Currently, the most reliable and reproducible methods for cytosol estrogen receptor assay appear to be sucrose density gradient sedimentation analysis and multiple point dextran coated charcoal assay analyzed by Scatchard plot. As other methods appear, they should be validated against these methods.
New techniques that localize receptor within tumor cells are desirable and may provide new or additional information. At the present time, no histochemical receptor assay can be considered validated and further work is needed to establish whether any such method has clinical usefulness.
There is a need for quality control of steroid receptor assays. In order to properly support the conduct of clinical trials in breast cancer, a quality control resource should be developed.
Consensus Development Panel
Eugene R. DeSombre, M.D., Chairman
University of Chicago
Paul P. Carbone, M.D.
Wisconsin Clinical Cancer Center
Elwood V. Jensen, M.D.
University of Chicago
Monmer B. Lipsett, M.D.
Clinical Center, National Institutes of Health
William L. McGuire, M.D.
University of Texas School of Medicine
San Antonio, Texas
Samuel A. Wells Jr., M.D.
Duke University Medical Center
Durham, North Carolina
James L. Wittliff, M.D.
University of Louisville

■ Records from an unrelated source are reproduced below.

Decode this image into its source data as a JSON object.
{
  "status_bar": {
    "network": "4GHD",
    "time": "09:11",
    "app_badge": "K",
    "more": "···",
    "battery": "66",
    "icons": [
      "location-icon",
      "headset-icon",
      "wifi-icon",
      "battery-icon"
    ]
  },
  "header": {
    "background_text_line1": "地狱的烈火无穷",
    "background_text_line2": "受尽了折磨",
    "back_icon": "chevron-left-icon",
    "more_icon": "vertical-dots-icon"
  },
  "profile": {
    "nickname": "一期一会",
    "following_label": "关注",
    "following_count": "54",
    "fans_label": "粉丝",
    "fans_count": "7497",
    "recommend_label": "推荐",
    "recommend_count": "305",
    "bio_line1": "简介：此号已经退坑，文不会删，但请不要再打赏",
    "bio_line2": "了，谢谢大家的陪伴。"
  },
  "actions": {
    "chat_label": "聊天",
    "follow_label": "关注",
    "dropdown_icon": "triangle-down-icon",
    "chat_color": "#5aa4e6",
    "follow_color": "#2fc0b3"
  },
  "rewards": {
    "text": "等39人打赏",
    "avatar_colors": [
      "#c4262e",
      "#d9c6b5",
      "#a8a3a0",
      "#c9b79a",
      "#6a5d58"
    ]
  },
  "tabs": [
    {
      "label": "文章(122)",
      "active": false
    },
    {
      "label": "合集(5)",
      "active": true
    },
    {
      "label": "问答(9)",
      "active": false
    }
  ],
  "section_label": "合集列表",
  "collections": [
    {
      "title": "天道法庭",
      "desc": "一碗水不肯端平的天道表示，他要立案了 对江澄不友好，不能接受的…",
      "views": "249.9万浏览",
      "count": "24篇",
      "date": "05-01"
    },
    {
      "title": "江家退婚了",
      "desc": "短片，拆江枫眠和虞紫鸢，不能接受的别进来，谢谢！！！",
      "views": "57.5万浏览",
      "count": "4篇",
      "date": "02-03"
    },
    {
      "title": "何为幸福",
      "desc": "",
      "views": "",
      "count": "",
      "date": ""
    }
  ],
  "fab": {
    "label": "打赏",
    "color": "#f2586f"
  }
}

National Cancer Institute, Division of Cancer Biology and Diagnosis
Office of Medical Applications of Research